YOUR ASSIGNMENT
Which of the lines in the data mention the string "value"? List them all.

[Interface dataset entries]

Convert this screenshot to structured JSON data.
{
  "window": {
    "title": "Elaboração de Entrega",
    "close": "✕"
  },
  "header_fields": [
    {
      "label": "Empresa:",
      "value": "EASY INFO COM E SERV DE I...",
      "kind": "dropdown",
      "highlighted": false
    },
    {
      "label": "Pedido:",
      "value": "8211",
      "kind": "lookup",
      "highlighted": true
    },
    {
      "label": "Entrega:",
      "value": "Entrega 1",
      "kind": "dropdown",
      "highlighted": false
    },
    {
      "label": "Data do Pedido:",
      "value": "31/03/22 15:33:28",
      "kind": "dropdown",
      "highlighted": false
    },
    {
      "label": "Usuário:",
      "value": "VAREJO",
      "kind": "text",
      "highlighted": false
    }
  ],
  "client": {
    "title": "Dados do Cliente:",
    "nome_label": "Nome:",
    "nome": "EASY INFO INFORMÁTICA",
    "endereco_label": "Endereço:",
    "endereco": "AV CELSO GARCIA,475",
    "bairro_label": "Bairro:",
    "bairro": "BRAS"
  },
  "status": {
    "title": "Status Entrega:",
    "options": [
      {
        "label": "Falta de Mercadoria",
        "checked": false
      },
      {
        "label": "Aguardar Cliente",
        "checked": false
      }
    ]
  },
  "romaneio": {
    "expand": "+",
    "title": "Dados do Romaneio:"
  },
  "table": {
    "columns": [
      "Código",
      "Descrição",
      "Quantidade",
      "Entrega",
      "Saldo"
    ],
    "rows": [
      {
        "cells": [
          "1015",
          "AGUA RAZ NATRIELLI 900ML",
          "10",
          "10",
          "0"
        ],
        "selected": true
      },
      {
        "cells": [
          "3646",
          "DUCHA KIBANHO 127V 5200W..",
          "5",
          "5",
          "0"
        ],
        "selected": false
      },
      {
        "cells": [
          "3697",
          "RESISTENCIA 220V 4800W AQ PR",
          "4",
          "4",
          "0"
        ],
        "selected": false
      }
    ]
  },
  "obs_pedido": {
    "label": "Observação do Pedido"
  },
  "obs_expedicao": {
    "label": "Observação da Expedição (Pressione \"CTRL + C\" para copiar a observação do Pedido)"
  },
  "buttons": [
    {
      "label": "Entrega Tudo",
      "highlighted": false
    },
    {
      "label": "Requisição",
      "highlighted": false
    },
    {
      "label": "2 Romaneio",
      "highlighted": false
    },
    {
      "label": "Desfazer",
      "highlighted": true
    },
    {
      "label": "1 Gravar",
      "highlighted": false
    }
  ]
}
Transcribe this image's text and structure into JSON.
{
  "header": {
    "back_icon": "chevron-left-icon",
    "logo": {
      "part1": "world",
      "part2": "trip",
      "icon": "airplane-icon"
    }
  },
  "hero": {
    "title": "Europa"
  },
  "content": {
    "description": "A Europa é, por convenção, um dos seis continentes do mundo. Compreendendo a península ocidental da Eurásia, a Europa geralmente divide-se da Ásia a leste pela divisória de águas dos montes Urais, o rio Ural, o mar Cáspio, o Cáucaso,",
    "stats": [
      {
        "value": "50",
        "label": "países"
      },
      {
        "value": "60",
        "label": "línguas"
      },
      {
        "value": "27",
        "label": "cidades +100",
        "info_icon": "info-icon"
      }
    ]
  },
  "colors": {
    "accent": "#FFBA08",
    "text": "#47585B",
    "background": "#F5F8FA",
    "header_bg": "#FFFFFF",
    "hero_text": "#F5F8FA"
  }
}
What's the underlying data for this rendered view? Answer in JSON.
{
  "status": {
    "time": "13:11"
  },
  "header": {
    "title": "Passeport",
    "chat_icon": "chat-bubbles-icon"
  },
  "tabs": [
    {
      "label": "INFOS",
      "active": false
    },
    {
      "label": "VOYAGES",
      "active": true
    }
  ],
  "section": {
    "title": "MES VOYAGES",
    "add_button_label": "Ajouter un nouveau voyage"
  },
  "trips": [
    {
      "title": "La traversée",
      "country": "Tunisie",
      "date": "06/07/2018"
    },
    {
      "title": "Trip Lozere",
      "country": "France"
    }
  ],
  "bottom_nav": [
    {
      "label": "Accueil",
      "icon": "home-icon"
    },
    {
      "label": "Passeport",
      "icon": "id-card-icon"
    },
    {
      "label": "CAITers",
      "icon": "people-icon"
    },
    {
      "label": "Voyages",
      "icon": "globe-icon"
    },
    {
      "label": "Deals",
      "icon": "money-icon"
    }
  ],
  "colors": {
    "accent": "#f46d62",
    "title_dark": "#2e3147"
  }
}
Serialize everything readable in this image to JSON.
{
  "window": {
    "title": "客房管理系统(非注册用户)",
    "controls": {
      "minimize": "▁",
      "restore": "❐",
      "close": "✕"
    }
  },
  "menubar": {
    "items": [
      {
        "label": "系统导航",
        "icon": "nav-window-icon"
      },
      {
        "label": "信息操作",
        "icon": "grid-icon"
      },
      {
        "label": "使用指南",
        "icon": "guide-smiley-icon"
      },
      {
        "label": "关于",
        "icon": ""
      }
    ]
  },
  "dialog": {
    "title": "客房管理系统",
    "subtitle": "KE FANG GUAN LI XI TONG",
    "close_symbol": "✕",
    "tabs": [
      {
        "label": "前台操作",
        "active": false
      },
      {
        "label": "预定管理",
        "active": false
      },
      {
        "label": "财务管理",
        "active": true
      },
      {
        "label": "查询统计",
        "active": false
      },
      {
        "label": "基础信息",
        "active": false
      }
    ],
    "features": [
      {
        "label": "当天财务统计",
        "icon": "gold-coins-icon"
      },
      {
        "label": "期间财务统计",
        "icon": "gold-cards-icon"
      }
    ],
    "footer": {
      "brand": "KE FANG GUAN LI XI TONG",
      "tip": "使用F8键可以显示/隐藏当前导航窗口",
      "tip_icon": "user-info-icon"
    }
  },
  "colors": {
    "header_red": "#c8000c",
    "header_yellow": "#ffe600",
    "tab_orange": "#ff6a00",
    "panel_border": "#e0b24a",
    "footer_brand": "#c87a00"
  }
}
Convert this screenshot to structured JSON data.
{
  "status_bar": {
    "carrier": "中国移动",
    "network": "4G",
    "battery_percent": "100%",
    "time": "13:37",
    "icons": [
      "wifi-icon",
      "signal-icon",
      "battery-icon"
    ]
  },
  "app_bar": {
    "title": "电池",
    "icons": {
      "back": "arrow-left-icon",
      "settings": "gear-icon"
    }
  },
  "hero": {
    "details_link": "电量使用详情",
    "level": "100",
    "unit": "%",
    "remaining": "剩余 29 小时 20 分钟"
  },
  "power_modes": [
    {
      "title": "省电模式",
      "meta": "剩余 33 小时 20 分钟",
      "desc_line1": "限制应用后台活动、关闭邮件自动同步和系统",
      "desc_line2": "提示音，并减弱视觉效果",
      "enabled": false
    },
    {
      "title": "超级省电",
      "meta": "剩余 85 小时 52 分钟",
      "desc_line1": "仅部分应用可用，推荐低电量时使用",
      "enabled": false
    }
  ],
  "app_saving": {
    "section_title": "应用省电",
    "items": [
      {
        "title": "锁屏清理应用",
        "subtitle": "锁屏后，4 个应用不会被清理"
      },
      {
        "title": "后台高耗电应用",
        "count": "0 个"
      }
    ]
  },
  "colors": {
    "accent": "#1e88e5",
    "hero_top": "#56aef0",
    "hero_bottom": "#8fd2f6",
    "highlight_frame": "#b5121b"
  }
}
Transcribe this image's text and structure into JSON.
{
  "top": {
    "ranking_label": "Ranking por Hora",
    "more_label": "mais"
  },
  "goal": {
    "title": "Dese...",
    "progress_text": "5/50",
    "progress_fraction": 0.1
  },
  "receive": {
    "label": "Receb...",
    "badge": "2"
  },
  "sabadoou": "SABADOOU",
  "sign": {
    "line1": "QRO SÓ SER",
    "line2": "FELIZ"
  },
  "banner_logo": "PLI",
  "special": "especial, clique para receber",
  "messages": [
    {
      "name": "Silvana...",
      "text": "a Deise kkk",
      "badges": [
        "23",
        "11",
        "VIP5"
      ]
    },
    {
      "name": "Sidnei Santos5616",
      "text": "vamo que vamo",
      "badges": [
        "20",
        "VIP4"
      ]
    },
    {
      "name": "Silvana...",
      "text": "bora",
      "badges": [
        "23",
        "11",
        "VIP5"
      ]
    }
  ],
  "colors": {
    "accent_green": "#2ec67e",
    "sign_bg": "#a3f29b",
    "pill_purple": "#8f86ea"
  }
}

EXERCISE SOLUTION
      "value": "EASY INFO COM E SERV DE I...",
      "value": "8211",
      "value": "Entrega 1",
      "value": "31/03/22 15:33:28",
      "value": "VAREJO",
        "value": "50",
        "value": "60",
        "value": "27",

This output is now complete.